To overcome these challenges, researchers at UC Santa Cruz (UCSC) have developed a new cryptographic modality which moves beyond conventional frameworks. By designing a system and methods based on a bounded storage model and while using both short constant-length secret keys and public random bit strings, UCSC’s protocol bridges the cryptographic approaches of old and new. In this novel model, a large random string a, which is publicly available, is used, and the adversary can compute any function on a but can only store B bits of the output due to storage bound. This in effect limits the storage capacity of the adversary during protocol. For encryption and decryption between two allies, a secret key of certain length and random string of certain length are stipulated, and they need to store a certain number of bits of the random string for performing plaintext-ciphertext functions. Both the secret key length and public random string are independent of the size of the message.

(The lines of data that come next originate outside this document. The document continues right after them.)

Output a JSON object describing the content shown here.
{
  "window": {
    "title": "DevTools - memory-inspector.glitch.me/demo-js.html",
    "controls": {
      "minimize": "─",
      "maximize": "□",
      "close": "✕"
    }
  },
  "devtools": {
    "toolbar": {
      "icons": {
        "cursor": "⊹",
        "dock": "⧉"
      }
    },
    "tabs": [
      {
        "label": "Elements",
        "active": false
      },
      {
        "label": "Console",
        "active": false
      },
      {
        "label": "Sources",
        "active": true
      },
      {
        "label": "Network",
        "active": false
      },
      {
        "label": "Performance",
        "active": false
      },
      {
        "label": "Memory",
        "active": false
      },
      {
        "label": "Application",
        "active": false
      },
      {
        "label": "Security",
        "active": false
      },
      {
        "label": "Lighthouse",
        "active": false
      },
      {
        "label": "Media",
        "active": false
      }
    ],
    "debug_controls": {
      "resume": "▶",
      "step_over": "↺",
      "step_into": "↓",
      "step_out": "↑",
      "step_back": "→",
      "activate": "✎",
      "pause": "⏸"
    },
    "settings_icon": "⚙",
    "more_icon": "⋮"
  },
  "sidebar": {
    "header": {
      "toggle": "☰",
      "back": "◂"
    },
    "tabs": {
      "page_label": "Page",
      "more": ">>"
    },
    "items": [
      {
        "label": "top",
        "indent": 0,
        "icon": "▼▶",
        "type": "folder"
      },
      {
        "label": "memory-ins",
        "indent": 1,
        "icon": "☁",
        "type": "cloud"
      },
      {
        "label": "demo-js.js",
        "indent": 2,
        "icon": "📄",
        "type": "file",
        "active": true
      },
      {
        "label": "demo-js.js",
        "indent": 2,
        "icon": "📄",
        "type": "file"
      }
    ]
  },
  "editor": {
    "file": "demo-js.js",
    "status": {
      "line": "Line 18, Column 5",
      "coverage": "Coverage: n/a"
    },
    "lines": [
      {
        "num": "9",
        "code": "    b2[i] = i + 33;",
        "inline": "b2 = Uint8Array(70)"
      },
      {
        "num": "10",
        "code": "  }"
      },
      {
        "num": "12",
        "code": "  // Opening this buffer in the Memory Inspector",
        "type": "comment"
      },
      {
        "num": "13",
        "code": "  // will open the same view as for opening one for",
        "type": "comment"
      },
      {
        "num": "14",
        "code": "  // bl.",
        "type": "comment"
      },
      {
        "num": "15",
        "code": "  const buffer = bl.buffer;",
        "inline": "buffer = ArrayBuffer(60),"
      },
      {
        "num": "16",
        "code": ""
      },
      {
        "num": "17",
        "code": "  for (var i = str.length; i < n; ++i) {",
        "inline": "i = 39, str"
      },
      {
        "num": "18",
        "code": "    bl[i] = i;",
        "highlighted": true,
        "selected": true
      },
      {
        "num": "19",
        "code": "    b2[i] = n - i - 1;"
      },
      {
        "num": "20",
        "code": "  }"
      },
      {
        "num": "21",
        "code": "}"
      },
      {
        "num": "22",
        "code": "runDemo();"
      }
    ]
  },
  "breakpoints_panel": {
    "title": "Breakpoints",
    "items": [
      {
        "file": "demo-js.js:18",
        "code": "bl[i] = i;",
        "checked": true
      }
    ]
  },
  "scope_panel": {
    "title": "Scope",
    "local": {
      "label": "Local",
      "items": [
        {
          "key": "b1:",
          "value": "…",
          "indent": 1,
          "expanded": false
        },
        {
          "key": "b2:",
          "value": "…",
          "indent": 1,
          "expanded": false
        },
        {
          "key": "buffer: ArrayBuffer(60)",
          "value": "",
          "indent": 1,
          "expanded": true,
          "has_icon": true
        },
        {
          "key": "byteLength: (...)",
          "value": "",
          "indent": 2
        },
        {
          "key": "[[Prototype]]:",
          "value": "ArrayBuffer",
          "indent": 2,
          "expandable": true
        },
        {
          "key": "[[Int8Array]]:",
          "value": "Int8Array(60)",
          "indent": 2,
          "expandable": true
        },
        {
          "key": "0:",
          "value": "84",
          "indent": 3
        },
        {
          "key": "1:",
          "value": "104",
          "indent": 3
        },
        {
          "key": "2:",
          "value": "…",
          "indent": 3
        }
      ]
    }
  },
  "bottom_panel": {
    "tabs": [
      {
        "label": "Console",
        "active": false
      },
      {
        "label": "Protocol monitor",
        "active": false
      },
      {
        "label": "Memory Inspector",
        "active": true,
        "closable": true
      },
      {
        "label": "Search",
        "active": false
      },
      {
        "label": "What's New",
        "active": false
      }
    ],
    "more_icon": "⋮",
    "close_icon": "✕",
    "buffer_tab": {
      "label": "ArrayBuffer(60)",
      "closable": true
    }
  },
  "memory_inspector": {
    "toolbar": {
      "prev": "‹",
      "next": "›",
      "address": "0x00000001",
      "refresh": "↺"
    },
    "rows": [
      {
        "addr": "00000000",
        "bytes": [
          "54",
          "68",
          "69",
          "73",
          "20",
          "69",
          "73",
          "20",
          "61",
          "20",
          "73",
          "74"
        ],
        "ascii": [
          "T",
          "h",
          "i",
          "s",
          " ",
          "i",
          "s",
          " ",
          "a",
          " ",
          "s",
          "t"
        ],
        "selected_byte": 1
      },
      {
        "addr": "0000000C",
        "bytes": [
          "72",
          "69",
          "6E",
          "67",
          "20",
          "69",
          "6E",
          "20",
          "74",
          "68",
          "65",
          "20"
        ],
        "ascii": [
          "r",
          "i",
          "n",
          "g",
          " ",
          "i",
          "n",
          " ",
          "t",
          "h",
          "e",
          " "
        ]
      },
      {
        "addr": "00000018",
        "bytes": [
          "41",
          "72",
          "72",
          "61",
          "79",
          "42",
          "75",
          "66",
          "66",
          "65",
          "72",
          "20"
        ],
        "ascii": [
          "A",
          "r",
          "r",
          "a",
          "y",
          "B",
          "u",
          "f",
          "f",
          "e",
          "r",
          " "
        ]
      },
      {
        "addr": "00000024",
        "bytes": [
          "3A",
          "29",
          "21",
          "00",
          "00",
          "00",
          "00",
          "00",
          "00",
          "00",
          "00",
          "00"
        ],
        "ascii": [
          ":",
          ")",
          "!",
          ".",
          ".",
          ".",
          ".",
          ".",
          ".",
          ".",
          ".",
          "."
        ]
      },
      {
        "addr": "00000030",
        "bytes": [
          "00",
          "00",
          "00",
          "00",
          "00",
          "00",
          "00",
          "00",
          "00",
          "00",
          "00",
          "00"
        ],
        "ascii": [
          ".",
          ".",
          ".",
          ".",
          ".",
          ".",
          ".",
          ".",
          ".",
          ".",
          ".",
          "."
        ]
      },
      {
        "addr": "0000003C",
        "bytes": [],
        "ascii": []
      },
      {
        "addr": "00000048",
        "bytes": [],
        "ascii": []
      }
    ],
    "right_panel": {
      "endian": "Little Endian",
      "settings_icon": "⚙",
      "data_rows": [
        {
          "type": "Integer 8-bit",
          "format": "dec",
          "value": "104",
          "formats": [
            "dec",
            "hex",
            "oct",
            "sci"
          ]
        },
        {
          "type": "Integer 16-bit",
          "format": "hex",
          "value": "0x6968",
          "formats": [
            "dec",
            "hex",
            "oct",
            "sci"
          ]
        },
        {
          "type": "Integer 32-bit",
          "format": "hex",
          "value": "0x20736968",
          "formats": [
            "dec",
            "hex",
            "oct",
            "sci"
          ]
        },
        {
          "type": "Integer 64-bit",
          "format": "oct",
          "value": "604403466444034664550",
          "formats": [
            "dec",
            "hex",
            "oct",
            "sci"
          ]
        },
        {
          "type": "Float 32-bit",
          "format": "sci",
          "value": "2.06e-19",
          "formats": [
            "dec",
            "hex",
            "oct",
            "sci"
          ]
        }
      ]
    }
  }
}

A major aim of the field of cryptography is to design cryptosystems that are provably secure and practical. Factors such as integrity, confidentiality and authentication are important. Symmetric-key methods have traditionally been viewed as practical in terms of typically a smaller key size, which means less storage requirements, and also faster processing. This, however, opens the protocols up to certain vulnerabilities, such as brute-force attacks. To reduce risk, the cryptographic keys are made longer, which in turn adds overhead burden and makes the scheme less practical. Asymmetric-type frameworks use pairs of keys consisting of a public and private key, and these models depends heavily on the privacy of the non-public key. Asymmetric-based protocols are generally much slower than symmetric approaches. Symmetric-Asymmetric hybrid models have attempted to blend the speed and convenience of the public asymmetric encryption schemes with the effectiveness of a private symmetric encryption schemes. Examples of hybrids include GNU Privacy Guard, Advanced Encryption Standard-RSA, and Elliptical Curve Cryptography-RSA. In the modern computing era with quantum architecture and access to network and cloud resources on the rise, the integrity and confidentiality of such modern cryptographic models will increasingly be under pressure.
- Can be implemented using only finite group arithmetic and additive cipher.
- Secure even if key is revealed to an adversary after message is transferred.
- Potentially applicable to both communications/data in transit and memory/data at rest.
Name: Marc Oettinger